PITTSBURGH — Nope, no celebratory spraying of champagne. No limited edition, official locker room "Postseason 2014" hats, t-shirts or hoodies to be seen. Maybe a few more smiles than usual, but there was no outward indication that the Steelers had clinched their first playoff berth in three years.
Maybe some other organizations would revel in such modest success, but these are the Steelers, for whom, if you hadn't heard, the standard is the standard. A 10-5 record, a spot secured in the postseason and a chance to win the division title at home are nice but not the stated goal for an organization that measure success only by Lombardi trophies won.
Looking for something to celebrate? How about this: The Steelers have come together as a team. It's taken them 16 weeks, but they've arrived as a legitimate contender. "Evolved," as Mike Tomlin put it.
"We're doing what teams need to do this time of year, which is ratcheting it up and being a more difficult team to beat," Tomlin said.
If Sunday's 20-12 win over Kansas City showed anything, it reaffirmed this: They are more just than three guys.
Ben Roethlisberger threw for 220 yards on Sunday, his fourth-fewest this season. Antonio Brown had 72 receiving yards, his lowest output, while Le'Veon Bell had 63 rushing yards, or 28 less than his season average.
Despite all that, the Steelers still won. Convincingly, too. In a what amounted to do-or-die, the Steelers did, and mostly on a defense, which, until recent weeks, had been ripped to shreds both on and off the field.
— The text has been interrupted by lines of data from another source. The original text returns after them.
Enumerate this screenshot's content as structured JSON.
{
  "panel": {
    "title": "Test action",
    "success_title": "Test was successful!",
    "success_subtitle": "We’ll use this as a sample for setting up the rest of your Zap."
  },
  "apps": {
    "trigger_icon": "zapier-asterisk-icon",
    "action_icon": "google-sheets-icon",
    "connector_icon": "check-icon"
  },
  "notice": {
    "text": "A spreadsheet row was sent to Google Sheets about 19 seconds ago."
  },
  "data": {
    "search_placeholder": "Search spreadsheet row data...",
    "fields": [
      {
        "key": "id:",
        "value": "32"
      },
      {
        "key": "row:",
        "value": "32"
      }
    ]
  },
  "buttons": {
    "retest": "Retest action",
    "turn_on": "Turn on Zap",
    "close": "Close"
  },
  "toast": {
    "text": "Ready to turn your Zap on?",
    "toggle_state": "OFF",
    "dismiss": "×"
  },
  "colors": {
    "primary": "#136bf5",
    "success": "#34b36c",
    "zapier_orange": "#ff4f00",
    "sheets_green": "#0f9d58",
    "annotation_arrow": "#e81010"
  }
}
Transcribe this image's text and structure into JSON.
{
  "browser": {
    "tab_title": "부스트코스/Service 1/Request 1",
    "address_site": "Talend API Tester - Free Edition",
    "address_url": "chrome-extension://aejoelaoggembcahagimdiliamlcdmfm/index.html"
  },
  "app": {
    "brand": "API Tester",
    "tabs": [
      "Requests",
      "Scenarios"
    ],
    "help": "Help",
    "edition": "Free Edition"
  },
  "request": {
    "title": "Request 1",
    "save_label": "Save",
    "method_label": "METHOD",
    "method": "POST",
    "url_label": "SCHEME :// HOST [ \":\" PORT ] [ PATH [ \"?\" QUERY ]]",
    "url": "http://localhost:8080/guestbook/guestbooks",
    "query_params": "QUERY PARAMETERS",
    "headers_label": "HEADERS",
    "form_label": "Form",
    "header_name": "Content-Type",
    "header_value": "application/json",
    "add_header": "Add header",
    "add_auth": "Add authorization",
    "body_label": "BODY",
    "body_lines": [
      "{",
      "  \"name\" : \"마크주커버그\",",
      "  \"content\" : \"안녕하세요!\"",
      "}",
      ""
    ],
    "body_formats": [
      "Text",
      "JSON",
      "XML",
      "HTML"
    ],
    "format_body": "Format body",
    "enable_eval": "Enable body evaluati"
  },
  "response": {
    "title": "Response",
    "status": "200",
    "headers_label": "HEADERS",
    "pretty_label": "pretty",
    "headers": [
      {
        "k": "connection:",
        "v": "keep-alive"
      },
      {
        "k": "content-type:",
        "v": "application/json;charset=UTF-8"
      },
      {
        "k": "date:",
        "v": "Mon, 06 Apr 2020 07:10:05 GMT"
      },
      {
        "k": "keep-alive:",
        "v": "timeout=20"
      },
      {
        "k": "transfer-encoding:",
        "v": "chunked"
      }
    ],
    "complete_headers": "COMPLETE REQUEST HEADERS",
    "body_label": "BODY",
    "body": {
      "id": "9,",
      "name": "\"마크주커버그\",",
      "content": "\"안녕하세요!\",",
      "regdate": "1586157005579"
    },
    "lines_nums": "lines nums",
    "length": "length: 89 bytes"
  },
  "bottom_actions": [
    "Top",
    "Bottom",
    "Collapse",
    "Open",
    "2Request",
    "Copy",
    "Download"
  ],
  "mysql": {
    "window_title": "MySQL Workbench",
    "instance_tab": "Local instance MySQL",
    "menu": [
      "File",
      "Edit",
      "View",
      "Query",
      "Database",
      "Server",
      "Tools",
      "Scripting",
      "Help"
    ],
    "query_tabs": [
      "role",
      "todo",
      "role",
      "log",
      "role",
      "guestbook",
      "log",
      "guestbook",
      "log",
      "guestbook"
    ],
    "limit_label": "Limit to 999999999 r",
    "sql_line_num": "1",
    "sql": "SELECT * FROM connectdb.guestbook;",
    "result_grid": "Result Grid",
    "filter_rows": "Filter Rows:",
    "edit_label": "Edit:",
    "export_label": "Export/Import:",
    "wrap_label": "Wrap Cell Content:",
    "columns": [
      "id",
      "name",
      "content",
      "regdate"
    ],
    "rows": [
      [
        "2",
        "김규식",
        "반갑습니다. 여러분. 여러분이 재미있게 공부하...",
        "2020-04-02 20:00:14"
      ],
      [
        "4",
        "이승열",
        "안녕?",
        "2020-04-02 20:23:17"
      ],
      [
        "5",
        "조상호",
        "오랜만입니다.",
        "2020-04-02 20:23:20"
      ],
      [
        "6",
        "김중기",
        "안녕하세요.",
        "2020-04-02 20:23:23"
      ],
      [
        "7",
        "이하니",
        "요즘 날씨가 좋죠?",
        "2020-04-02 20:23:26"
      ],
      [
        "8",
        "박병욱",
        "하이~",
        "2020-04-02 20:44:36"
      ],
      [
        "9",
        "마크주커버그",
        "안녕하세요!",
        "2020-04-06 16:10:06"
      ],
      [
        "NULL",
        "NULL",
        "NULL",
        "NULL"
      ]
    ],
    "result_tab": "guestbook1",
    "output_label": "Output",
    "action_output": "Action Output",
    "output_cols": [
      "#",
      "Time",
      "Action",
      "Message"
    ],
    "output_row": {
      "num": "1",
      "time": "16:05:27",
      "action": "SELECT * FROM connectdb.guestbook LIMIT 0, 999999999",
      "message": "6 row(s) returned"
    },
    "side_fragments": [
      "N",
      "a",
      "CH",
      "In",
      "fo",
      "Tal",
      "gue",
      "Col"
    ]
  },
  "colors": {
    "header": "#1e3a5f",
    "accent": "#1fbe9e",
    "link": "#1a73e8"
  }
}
And usually rightfully so.
The Steelers recorded a season-high six sacks and repelled four Chiefs trips into the end zone. That, more than anything, is why they won.
The defense's play the last two weeks, at the season's critical juncture, is the biggest cause for optimism heading into the postseason. They have saved their best for last.
"We're starting to mesh together," linebacker James Harrison said. "Guys are doing their jobs more consistently, not too many lapses. It just really showed today."
No, there wasn't any 60-plus yard touchdown pass, but there was another big takeaway. Stephon Tuitt, in addition to recording his first sacks, forced a third-quarter fumble that Vince Williams recorded at the Pittsburgh 28. Forcing turnovers, always big, has become vital for the Steelers, who have forced four in their current three-game winning streak.
"The main challenge for us is to keep taking that next step," said defensive end Cam Hewyard. "We don't want to be complacent with just three wins in a row. We want to get greedy."
This evolution of the Steelers' defense, from a bend-but-don’t-break group to something resembling reliable, has been a work in progress. From the outset of training camp, Dick LeBeau has said it would take time for his unit to develop. It appears that time has come.
"I really think we're just coming together as a group," safety Mike Mitchell said. "A lot of times, fans, people on the outside don't really know. We're guys from all across the country, different walks of life. It's a beautiful thing when you can see a team and a group of guys come together. That's what this is. We've got guys from Texas, Florida, California, Kentucky, where I'm from. We're all trying to come together and play as a team."
Nope, no champagne. But considering where this team and this defense has been, that's something worth celebrating.